What is your first holiday memory?
What is your first holiday memory?
I was born during the Second World War, so I didn't have a holiday until I was about eight or nine. We went to the Vendée region of France, to a little fishing village called St Gilles. It was a real eye-opener for me because it was the first time I'd seen the sea and the sand. We had no toys but we did have the waves and the beach and we built sand castles. The house was a long walk from the sea because we couldn't afford one by the shore, but it was a fantastic - one of the best holidays of my life.
What has been your best holiday?
The first time I went to the Banyan Tree in Phuket, because it was so quiet and isolated. I stayed in a villa with a pool - for me, a holiday means silence and not seeing too many people, so in this respect it was perfect.
Where is your favourite place in the British Isles?
I haven't got a place, I've got an area, which is Scotland. I can never find enough time for it and I can't even say which bit, as there are so many places I like. I like the solitude and the wildness and I also like the climate, wet and cold or beautifully sunny, which you often get in one day. I also love Scottish people.
What have you learnt from your travels?
My biggest and best discovery is learning about people. I love travelling because when I get to a part of the world that I haven't been to before, I listen and look and see what people do and how they do it. You can learn so much.
Who would be your ideal travelling companion?
My dog, a cocker spaniel called Baron, because he doesn't talk. He can stay on a train for six, eight or even 10 hours without wanting to go for a pee. He's a happy dog - the ideal companion.
Are you a beach bum, culture vulture or adrenalin junkie?
I'm more culture vulture, as I like to see the vestiges of the past. There are some places that just have to be seen, like the Great Wall, the Taj Mahal and the Grand Canyon - they are so beautiful. I'm not a beach bum at all; after about five minutes I've got to move.
What luxury would you never travel without?
My greatest luxury was Concorde. For me the luxury was not getting jet lag when I arrived. It was a dream - a dream that has sadly gone.
What do you read on holiday?
I usually read magazines, just a few pages about one subject. I like Condé Nast Traveller or magazines about food and wine. I also do a lot of writing - more writing than reading.
To where have you lost your heart?
Without doubt it was Thailand, but more recently, Vietnam. I think Thailand has become a bit too touristy and I imagine that Vietnam is a bit like Thailand was 30 years ago. If I was 30 years old, I would go and work there.
Is it better to travel or arrive?
I love travelling because that's when I can think about where I am, where I've been and where I'm going - it's a good moment for reflection. But I also find a lot of excitement in arriving somewhere too.
What has been your worst travel experience?
Flying on Olympic Airways from Athens 15 years ago. We had some heavy turbulence and dropped 1,000ft - all the oxygen masks came out and one of the stewardesses passed out. There was no announcement from the pilot for three or four minutes. Everything was OK and we landed almost immediately at Heathrow, but it's not an airline I will fly with again.

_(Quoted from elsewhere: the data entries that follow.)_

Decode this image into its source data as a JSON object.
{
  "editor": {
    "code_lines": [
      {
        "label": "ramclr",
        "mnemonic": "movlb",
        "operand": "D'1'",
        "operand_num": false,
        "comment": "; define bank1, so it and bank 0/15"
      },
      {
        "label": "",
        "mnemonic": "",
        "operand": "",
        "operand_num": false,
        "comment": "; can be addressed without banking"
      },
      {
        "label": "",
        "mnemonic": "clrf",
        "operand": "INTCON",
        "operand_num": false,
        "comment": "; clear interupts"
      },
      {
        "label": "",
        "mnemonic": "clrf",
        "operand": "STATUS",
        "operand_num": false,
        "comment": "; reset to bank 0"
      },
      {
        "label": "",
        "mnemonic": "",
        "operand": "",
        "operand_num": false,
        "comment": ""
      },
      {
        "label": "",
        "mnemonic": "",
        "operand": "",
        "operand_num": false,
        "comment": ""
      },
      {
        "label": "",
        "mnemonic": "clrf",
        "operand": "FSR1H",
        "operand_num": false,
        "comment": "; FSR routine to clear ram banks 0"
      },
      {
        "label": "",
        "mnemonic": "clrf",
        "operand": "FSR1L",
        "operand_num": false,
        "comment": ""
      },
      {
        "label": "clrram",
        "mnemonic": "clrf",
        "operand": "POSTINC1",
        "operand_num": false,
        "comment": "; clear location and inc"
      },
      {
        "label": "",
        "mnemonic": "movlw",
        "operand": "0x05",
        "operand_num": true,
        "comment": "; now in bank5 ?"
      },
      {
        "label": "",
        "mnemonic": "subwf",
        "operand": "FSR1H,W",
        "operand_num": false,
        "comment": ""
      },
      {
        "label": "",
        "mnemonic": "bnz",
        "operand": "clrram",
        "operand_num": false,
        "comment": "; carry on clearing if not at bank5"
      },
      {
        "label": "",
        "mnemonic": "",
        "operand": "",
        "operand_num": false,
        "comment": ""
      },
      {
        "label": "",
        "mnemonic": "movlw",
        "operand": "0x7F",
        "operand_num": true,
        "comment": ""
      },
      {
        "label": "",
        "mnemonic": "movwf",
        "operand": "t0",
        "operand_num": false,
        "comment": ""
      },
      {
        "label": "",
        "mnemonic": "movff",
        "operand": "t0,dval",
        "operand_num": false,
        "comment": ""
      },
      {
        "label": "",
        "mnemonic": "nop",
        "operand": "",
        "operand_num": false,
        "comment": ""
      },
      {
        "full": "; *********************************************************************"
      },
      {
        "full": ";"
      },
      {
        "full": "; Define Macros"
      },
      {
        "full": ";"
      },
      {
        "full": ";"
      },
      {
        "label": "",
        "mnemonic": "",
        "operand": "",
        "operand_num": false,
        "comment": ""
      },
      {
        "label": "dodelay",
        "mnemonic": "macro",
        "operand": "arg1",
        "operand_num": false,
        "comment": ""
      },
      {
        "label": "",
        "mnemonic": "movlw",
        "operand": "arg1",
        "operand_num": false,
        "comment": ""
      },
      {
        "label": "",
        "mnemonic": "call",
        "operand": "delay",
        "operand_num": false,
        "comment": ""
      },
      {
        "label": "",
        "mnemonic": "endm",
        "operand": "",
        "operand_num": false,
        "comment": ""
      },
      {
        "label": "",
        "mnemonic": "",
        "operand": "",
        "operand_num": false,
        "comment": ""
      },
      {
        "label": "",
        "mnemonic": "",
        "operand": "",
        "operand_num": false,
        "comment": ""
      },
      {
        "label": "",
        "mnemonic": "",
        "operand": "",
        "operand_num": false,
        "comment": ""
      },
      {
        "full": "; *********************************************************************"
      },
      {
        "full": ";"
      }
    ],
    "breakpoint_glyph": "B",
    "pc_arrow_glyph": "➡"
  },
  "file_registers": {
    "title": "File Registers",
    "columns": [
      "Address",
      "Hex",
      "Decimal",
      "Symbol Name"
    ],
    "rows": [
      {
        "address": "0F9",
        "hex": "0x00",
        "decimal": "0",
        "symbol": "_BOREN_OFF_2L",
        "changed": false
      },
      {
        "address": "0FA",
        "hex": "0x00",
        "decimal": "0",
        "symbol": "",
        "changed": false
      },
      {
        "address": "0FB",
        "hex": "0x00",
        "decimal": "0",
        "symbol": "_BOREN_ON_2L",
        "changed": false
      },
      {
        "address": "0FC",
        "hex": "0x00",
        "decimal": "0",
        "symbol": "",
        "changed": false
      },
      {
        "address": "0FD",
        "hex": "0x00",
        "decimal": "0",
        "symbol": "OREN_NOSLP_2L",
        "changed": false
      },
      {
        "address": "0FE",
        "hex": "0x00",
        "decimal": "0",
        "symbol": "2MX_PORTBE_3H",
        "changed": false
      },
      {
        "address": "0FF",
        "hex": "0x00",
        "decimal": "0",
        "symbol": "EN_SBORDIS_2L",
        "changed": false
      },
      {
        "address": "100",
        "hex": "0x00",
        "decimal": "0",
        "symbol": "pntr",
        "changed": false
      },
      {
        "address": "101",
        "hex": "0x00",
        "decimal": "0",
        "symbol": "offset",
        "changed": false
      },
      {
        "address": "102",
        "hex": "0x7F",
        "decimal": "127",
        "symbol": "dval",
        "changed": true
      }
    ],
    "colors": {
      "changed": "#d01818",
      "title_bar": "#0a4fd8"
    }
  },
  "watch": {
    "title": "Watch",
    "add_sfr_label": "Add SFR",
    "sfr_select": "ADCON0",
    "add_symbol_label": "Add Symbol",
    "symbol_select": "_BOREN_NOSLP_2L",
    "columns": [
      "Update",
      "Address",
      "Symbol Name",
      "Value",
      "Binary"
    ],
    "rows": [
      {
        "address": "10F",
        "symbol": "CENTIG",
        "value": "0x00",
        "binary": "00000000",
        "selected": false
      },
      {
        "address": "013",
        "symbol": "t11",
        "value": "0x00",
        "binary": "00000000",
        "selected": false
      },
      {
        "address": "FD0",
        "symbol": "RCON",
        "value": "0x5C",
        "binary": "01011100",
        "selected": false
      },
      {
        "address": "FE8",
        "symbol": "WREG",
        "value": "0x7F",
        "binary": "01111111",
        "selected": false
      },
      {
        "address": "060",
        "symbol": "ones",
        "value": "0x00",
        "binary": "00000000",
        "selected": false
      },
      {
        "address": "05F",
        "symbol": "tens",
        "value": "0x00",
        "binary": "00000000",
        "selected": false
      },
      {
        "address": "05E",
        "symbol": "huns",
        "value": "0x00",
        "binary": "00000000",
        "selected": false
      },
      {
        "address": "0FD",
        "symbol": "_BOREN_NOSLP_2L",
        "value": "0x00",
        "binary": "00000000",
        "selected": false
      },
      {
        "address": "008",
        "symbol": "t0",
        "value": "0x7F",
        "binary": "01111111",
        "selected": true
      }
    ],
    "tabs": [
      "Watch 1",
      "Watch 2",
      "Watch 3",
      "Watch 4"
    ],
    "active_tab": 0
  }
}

Where is the worst hotel you've stayed in?
I've never stayed somewhere bad, but I have walked into a couple of hotels, realised it was the wrong hotel for me, and walked out.

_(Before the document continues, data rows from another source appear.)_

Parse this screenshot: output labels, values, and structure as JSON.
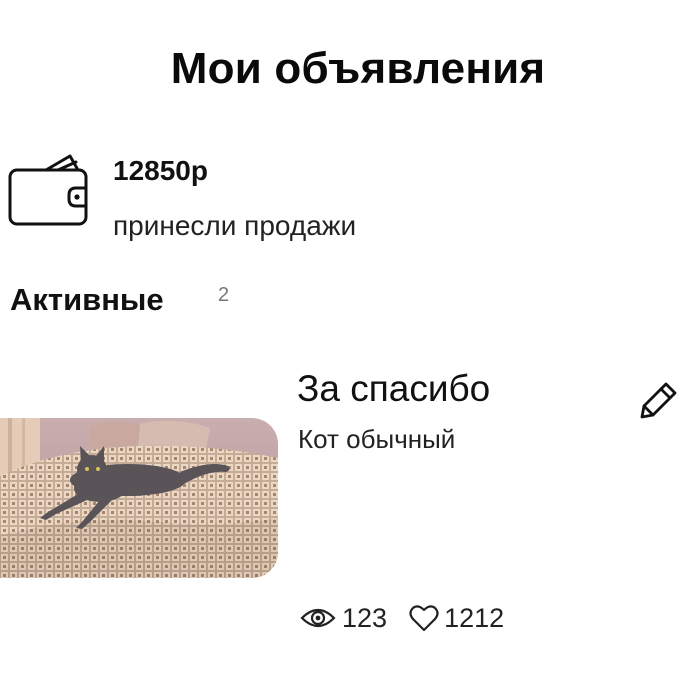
{
  "header": {
    "title": "Мои объявления"
  },
  "sales": {
    "icon": "wallet-icon",
    "amount": "12850р",
    "caption": "принесли продажи"
  },
  "section": {
    "title": "Активные",
    "count": "2"
  },
  "listing": {
    "title": "За спасибо",
    "subtitle": "Кот обычный",
    "photo_icon": "cat-photo",
    "edit_icon": "pencil-icon",
    "views_icon": "eye-icon",
    "views": "123",
    "likes_icon": "heart-icon",
    "likes": "1212"
  }
}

And the best?
The Mandarin Oriental - I've stayed at the one in Miami a few times and I've known the Oriental in Bangkok since the early 1970s - it's magical.
Where is your favourite walk?

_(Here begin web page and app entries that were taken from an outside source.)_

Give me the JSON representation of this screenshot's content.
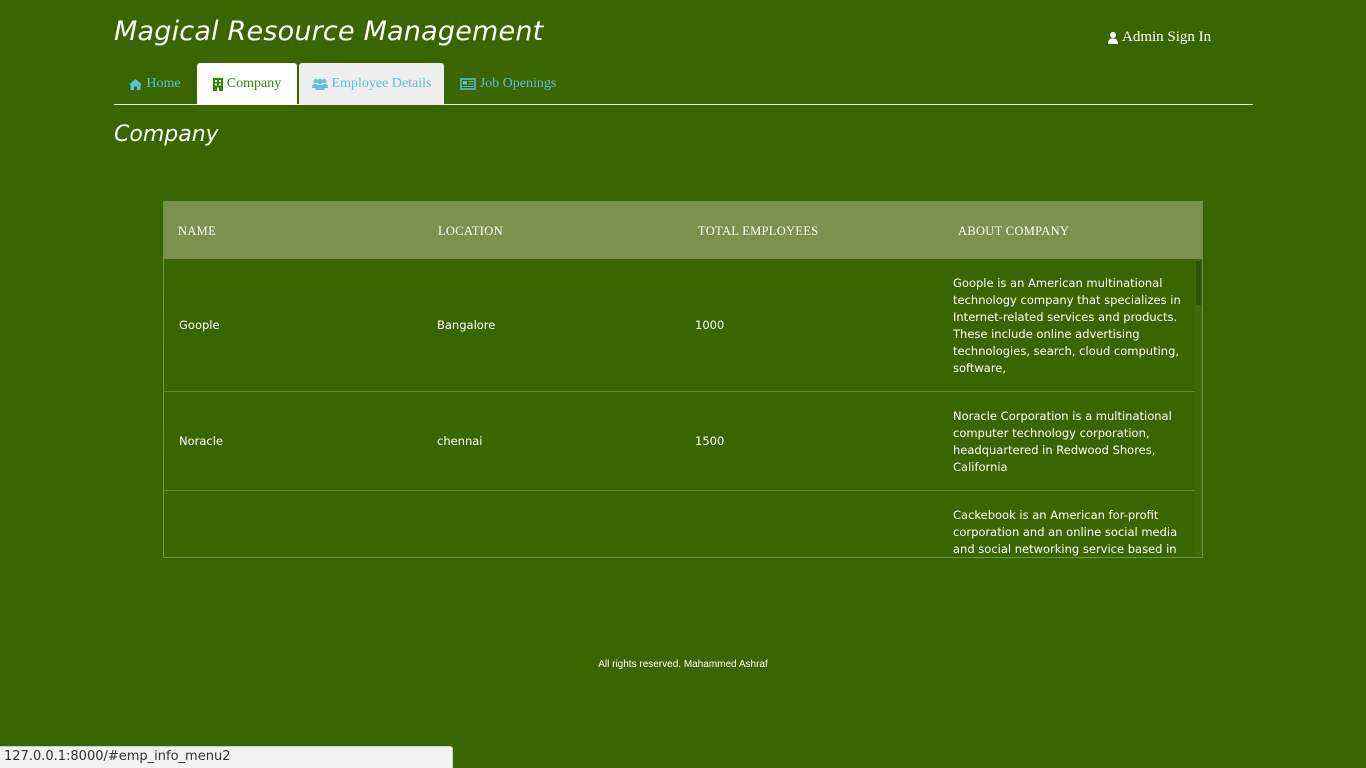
{
  "header": {
    "site_title": "Magical Resource Management",
    "admin_signin_label": "Admin Sign In",
    "admin_icon": "user-icon"
  },
  "nav": {
    "tabs": [
      {
        "label": "Home",
        "icon": "home-icon",
        "active": false
      },
      {
        "label": "Company",
        "icon": "building-icon",
        "active": true
      },
      {
        "label": "Employee Details",
        "icon": "users-icon",
        "active": false
      },
      {
        "label": "Job Openings",
        "icon": "newspaper-icon",
        "active": false
      }
    ]
  },
  "main": {
    "section_title": "Company",
    "table": {
      "columns": [
        "NAME",
        "LOCATION",
        "TOTAL EMPLOYEES",
        "ABOUT COMPANY"
      ],
      "rows": [
        {
          "name": "Goople",
          "location": "Bangalore",
          "total_employees": "1000",
          "about": "Goople is an American multinational technology company that specializes in Internet-related services and products. These include online advertising technologies, search, cloud computing, software,"
        },
        {
          "name": "Noracle",
          "location": "chennai",
          "total_employees": "1500",
          "about": "Noracle Corporation is a multinational computer technology corporation, headquartered in Redwood Shores, California"
        },
        {
          "name": "",
          "location": "",
          "total_employees": "",
          "about": "Cackebook is an American for-profit corporation and an online social media and social networking service based in"
        }
      ]
    }
  },
  "footer": {
    "text": "All rights reserved. Mahammed Ashraf"
  },
  "statusbar": {
    "url": "127.0.0.1:8000/#emp_info_menu2"
  },
  "colors": {
    "background": "#396600",
    "table_header": "#7a924e",
    "tab_link": "#5bc0de",
    "active_tab_text": "#2a8a00"
  }
}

It's boring and it's also linked to one of the next questions, but it would be a food market. I also love walking in the mountains - the Alps are my favourites.
Where have you had your best meal abroad?
At Michel Guérard's Les Prés d'Eugénie in Eugénies les Bains, France. It must have been around 20 years ago, but it was the meal of my life - a total revelation. So much so, if I knew it was my last meal, I'd go again.
What's the first thing you do when you arrive somewhere new? If I'm staying in a luxury hotel, I'll ask to meet the executive chef. Or if I haven't been there before and am staying a couple of days, I'll enquire where the wholesale food market is. If there isn't one, I'll visit a small market.
To where would be your dream trip?
Crossing America on those long and boring roads through the desert riding a Harley Davidson. I'd probably do it on my own and I'd just take one credit card and a few clothes.
What is your favourite city?
I have two. In Europe, it's Paris for its beauty, its food and wine, its romance and all the attachment I have to it. But I also love New York; each time I've visited, I've been happy there and also sad to leave.
Where are you going next?
I consult for Celebrity Cruises and I'll be joining one in Venice developing new dishes, training staff and monitoring the quality.
Michel Roux is the chef/patron of The Waterside Inn, Bray, Berkshire (01628 620691)Reuse content